The Supreme Court in the case State of Punjab vs Jasbir Singh observed that it is not necessary to give an opportunity of hearing to a would- be accused before a complaint is made under Section 195, Section 340 CrPC.
In the present case, the three Judges Bench comprising Justices Sanjay Kishan Kaul, Abhay S. Oka and Vikram Nath observed while answering the reference made to it by a two judges bench. However, the issue referred were i) Whether Section 340 of the Code of Criminal Procedure, 1973 mandates a preliminary inquiry and an opportunity of hearing to the would-be accused before a complaint being made under Section 195 of the CrPC by a Court? (ii) what is the ambit and scope of such preliminary inquiry?
This came after the bench noticed conflict between the view taken by two three judges bench decisions. In the case Pritish vs. State of Maharashtra & Ors wherein it was held that the Court is not obliged to make a preliminary inquiry on a complaint but if the Court decides to do so, it should make a final set of the facts which is expedient and is in the interest of justice that offence should be further probed into. Thus, in the case Sharad Pawar vs. Jagmohan Dalmiya (2010) 15 SCC 290, wherein the court observed that it is necessary to conduct a preliminary inquiry as contemplated under Section 340 of Cr.P.C. and “also to afford an opportunity to the defendants of getting heard”.
An Order Is in A Given Factual Scenario; Judgement Lays Down Principles Of Law.
The bench noted that what is being reported in Sharad Pawar’s case (supra) is only an order and not a judgment.

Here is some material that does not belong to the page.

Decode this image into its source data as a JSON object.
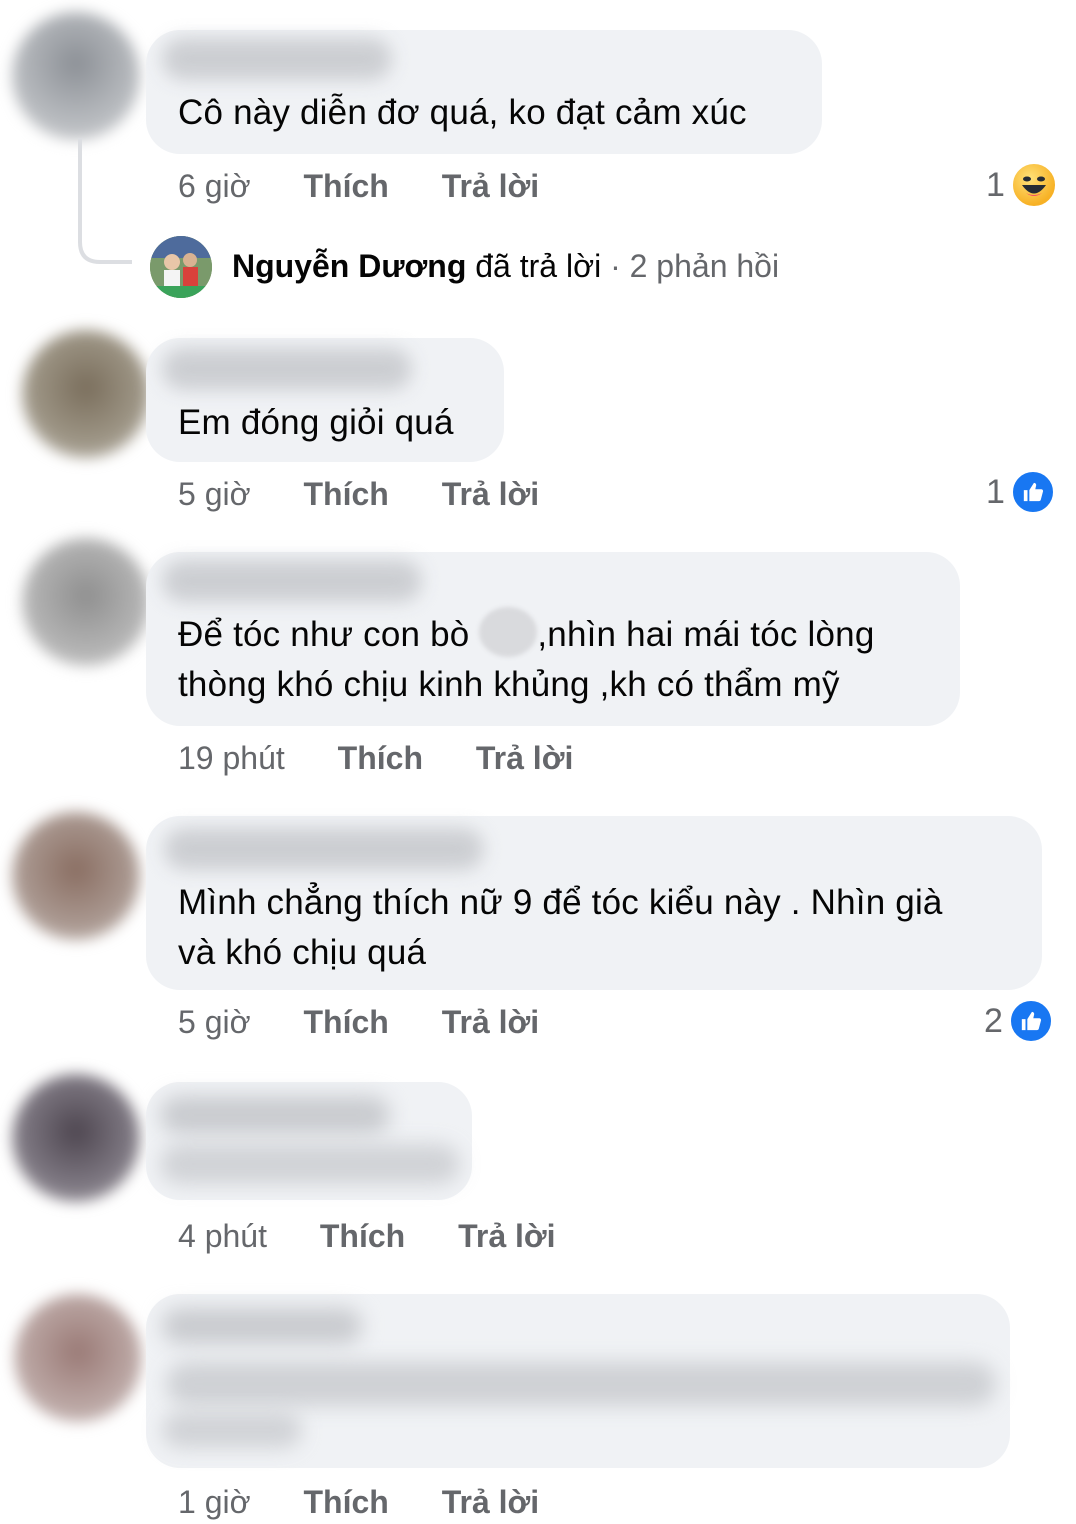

While answering the reference, the court stated that an order is in the given factual scenario. The principle of law is laid down in judgement. However, this scenario is that any order or judgment passed by this Court becomes a reportable exercise to create more volumes of reported cases! Thus, this has a possibility at times of causing some confusion on the legal principles prevalent. Further, the observations in the quoted paragraph extracted aforesaid apparently came out of the flow of the order rather than pronouncing any principles of law and that is why the Bench itself categorized what is observed as an order i.e, in a given factual scenario.
In a scenario of this nature, no question of opportunity of hearing.
The court while referring to the judgement of the Constitution Bench in the case Iqbal Singh Marwah vs. Meenakshi Marwah, the bench answered the reference as follows:
This court have a little doubt that there is no question of opportunity of hearing in a scenario of this nature and we say nothing else but that a law as enunciated by the Constitution Bench in Iqbal Singh Marwah’s case (supra) is in line with what was being observed in Pritish’case (supra). However, both the judgments in Pritish’s case and the Constitution Bench judgment in Iqbal Singh Marwah’s case (supra) have not been noted in order passed in Sharad Pawar’s Case (supra). Thus, the answer to the first question raised would be in the negative. As far as the second question is concerned, the ambit and scope of such a preliminary inquiry, also stands resolved in terms of the Constitution Bench judgment in the Iqbal Singh Marwah’s case (supra) as referred to aforesaid of this Court.